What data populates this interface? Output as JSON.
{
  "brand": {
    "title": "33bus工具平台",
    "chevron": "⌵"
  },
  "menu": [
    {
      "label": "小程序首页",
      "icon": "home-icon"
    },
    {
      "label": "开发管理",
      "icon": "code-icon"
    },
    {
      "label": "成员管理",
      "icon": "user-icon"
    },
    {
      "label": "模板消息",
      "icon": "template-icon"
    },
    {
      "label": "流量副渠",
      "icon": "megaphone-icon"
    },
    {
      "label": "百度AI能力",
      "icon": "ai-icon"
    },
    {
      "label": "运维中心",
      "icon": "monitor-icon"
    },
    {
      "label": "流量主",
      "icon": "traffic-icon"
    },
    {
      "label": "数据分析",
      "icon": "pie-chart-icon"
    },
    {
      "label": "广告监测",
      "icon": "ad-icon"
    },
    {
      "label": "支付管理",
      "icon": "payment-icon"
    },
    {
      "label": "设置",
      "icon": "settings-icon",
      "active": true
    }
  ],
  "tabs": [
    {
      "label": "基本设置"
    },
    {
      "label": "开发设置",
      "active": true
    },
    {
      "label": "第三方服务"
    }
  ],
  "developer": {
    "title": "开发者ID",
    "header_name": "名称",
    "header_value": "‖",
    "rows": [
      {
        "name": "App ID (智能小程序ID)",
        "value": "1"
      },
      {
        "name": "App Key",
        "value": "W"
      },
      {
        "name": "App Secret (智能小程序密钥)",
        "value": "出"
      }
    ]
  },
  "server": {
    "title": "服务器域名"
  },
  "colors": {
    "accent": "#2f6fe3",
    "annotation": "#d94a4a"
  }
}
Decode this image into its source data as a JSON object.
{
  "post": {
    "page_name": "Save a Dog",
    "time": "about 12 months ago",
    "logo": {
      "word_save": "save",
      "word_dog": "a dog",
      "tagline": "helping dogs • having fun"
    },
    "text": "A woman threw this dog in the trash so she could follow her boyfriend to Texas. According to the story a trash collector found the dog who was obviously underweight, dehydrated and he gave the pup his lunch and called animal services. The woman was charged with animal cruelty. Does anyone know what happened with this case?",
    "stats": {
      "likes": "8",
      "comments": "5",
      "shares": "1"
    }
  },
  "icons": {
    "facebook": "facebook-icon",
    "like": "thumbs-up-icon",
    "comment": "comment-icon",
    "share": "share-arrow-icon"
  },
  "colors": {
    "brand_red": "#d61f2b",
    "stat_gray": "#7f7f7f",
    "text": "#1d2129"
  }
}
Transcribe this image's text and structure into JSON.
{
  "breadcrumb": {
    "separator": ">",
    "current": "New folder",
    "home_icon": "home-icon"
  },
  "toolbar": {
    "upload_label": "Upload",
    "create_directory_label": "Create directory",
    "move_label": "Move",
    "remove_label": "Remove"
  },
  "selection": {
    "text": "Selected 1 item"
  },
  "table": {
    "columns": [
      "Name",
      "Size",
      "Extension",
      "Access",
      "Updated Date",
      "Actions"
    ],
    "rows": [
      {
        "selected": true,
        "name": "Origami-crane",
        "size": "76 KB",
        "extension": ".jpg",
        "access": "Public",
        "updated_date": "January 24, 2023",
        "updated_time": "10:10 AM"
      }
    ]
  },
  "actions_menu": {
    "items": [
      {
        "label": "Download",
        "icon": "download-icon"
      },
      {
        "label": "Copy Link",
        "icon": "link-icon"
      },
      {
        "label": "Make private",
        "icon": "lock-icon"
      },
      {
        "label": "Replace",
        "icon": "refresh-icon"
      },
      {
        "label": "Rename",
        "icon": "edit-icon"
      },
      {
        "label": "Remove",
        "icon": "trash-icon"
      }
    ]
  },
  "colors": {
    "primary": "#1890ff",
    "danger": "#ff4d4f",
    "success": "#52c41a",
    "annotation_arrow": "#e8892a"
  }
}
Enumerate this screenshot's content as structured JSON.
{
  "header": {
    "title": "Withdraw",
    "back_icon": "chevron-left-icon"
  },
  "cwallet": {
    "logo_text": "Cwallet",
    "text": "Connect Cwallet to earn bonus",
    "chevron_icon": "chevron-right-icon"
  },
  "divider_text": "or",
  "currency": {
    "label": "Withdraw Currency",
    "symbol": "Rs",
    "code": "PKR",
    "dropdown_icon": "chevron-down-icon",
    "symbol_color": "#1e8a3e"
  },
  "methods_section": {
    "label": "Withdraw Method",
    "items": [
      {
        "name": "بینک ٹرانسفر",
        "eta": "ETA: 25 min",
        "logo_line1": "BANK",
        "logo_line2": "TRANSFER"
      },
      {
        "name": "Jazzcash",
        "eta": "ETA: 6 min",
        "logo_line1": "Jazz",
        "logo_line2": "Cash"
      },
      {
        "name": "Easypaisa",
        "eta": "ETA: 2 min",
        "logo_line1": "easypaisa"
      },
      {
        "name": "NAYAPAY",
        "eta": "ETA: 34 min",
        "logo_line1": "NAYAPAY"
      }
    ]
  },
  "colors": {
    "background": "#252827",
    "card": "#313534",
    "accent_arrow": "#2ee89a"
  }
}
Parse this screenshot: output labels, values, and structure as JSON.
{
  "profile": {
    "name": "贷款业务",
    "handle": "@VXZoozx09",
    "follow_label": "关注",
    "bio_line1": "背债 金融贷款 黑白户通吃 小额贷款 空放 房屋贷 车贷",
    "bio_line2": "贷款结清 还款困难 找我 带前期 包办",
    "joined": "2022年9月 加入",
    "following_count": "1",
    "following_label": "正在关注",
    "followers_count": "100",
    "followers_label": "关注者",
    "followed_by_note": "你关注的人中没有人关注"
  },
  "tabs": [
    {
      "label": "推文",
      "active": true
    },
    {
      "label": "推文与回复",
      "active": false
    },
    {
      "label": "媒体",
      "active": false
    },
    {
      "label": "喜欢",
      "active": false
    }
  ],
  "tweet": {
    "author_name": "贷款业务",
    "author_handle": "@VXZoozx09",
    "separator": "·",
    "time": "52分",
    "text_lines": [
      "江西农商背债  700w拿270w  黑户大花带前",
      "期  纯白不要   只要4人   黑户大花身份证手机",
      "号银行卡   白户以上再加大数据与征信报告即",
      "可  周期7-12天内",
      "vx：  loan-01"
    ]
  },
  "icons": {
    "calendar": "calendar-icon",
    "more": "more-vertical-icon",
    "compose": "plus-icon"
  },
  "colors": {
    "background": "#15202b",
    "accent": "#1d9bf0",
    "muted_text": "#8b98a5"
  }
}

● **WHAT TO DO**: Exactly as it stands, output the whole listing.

● **THE COMPLETED TASK**:
What data populates this interface? Output as JSON.
{
  "brand": {
    "title": "33bus工具平台",
    "chevron": "⌵"
  },
  "menu": [
    {
      "label": "小程序首页",
      "icon": "home-icon"
    },
    {
      "label": "开发管理",
      "icon": "code-icon"
    },
    {
      "label": "成员管理",
      "icon": "user-icon"
    },
    {
      "label": "模板消息",
      "icon": "template-icon"
    },
    {
      "label": "流量副渠",
      "icon": "megaphone-icon"
    },
    {
      "label": "百度AI能力",
      "icon": "ai-icon"
    },
    {
      "label": "运维中心",
      "icon": "monitor-icon"
    },
    {
      "label": "流量主",
      "icon": "traffic-icon"
    },
    {
      "label": "数据分析",
      "icon": "pie-chart-icon"
    },
    {
      "label": "广告监测",
      "icon": "ad-icon"
    },
    {
      "label": "支付管理",
      "icon": "payment-icon"
    },
    {
      "label": "设置",
      "icon": "settings-icon",
      "active": true
    }
  ],
  "tabs": [
    {
      "label": "基本设置"
    },
    {
      "label": "开发设置",
      "active": true
    },
    {
      "label": "第三方服务"
    }
  ],
  "developer": {
    "title": "开发者ID",
    "header_name": "名称",
    "header_value": "‖",
    "rows": [
      {
        "name": "App ID (智能小程序ID)",
        "value": "1"
      },
      {
        "name": "App Key",
        "value": "W"
      },
      {
        "name": "App Secret (智能小程序密钥)",
        "value": "出"
      }
    ]
  },
  "server": {
    "title": "服务器域名"
  },
  "colors": {
    "accent": "#2f6fe3",
    "annotation": "#d94a4a"
  }
}
Decode this image into its source data as a JSON object.
{
  "post": {
    "page_name": "Save a Dog",
    "time": "about 12 months ago",
    "logo": {
      "word_save": "save",
      "word_dog": "a dog",
      "tagline": "helping dogs • having fun"
    },
    "text": "A woman threw this dog in the trash so she could follow her boyfriend to Texas. According to the story a trash collector found the dog who was obviously underweight, dehydrated and he gave the pup his lunch and called animal services. The woman was charged with animal cruelty. Does anyone know what happened with this case?",
    "stats": {
      "likes": "8",
      "comments": "5",
      "shares": "1"
    }
  },
  "icons": {
    "facebook": "facebook-icon",
    "like": "thumbs-up-icon",
    "comment": "comment-icon",
    "share": "share-arrow-icon"
  },
  "colors": {
    "brand_red": "#d61f2b",
    "stat_gray": "#7f7f7f",
    "text": "#1d2129"
  }
}
Transcribe this image's text and structure into JSON.
{
  "breadcrumb": {
    "separator": ">",
    "current": "New folder",
    "home_icon": "home-icon"
  },
  "toolbar": {
    "upload_label": "Upload",
    "create_directory_label": "Create directory",
    "move_label": "Move",
    "remove_label": "Remove"
  },
  "selection": {
    "text": "Selected 1 item"
  },
  "table": {
    "columns": [
      "Name",
      "Size",
      "Extension",
      "Access",
      "Updated Date",
      "Actions"
    ],
    "rows": [
      {
        "selected": true,
        "name": "Origami-crane",
        "size": "76 KB",
        "extension": ".jpg",
        "access": "Public",
        "updated_date": "January 24, 2023",
        "updated_time": "10:10 AM"
      }
    ]
  },
  "actions_menu": {
    "items": [
      {
        "label": "Download",
        "icon": "download-icon"
      },
      {
        "label": "Copy Link",
        "icon": "link-icon"
      },
      {
        "label": "Make private",
        "icon": "lock-icon"
      },
      {
        "label": "Replace",
        "icon": "refresh-icon"
      },
      {
        "label": "Rename",
        "icon": "edit-icon"
      },
      {
        "label": "Remove",
        "icon": "trash-icon"
      }
    ]
  },
  "colors": {
    "primary": "#1890ff",
    "danger": "#ff4d4f",
    "success": "#52c41a",
    "annotation_arrow": "#e8892a"
  }
}
Enumerate this screenshot's content as structured JSON.
{
  "header": {
    "title": "Withdraw",
    "back_icon": "chevron-left-icon"
  },
  "cwallet": {
    "logo_text": "Cwallet",
    "text": "Connect Cwallet to earn bonus",
    "chevron_icon": "chevron-right-icon"
  },
  "divider_text": "or",
  "currency": {
    "label": "Withdraw Currency",
    "symbol": "Rs",
    "code": "PKR",
    "dropdown_icon": "chevron-down-icon",
    "symbol_color": "#1e8a3e"
  },
  "methods_section": {
    "label": "Withdraw Method",
    "items": [
      {
        "name": "بینک ٹرانسفر",
        "eta": "ETA: 25 min",
        "logo_line1": "BANK",
        "logo_line2": "TRANSFER"
      },
      {
        "name": "Jazzcash",
        "eta": "ETA: 6 min",
        "logo_line1": "Jazz",
        "logo_line2": "Cash"
      },
      {
        "name": "Easypaisa",
        "eta": "ETA: 2 min",
        "logo_line1": "easypaisa"
      },
      {
        "name": "NAYAPAY",
        "eta": "ETA: 34 min",
        "logo_line1": "NAYAPAY"
      }
    ]
  },
  "colors": {
    "background": "#252827",
    "card": "#313534",
    "accent_arrow": "#2ee89a"
  }
}
Parse this screenshot: output labels, values, and structure as JSON.
{
  "profile": {
    "name": "贷款业务",
    "handle": "@VXZoozx09",
    "follow_label": "关注",
    "bio_line1": "背债 金融贷款 黑白户通吃 小额贷款 空放 房屋贷 车贷",
    "bio_line2": "贷款结清 还款困难 找我 带前期 包办",
    "joined": "2022年9月 加入",
    "following_count": "1",
    "following_label": "正在关注",
    "followers_count": "100",
    "followers_label": "关注者",
    "followed_by_note": "你关注的人中没有人关注"
  },
  "tabs": [
    {
      "label": "推文",
      "active": true
    },
    {
      "label": "推文与回复",
      "active": false
    },
    {
      "label": "媒体",
      "active": false
    },
    {
      "label": "喜欢",
      "active": false
    }
  ],
  "tweet": {
    "author_name": "贷款业务",
    "author_handle": "@VXZoozx09",
    "separator": "·",
    "time": "52分",
    "text_lines": [
      "江西农商背债  700w拿270w  黑户大花带前",
      "期  纯白不要   只要4人   黑户大花身份证手机",
      "号银行卡   白户以上再加大数据与征信报告即",
      "可  周期7-12天内",
      "vx：  loan-01"
    ]
  },
  "icons": {
    "calendar": "calendar-icon",
    "more": "more-vertical-icon",
    "compose": "plus-icon"
  },
  "colors": {
    "background": "#15202b",
    "accent": "#1d9bf0",
    "muted_text": "#8b98a5"
  }
}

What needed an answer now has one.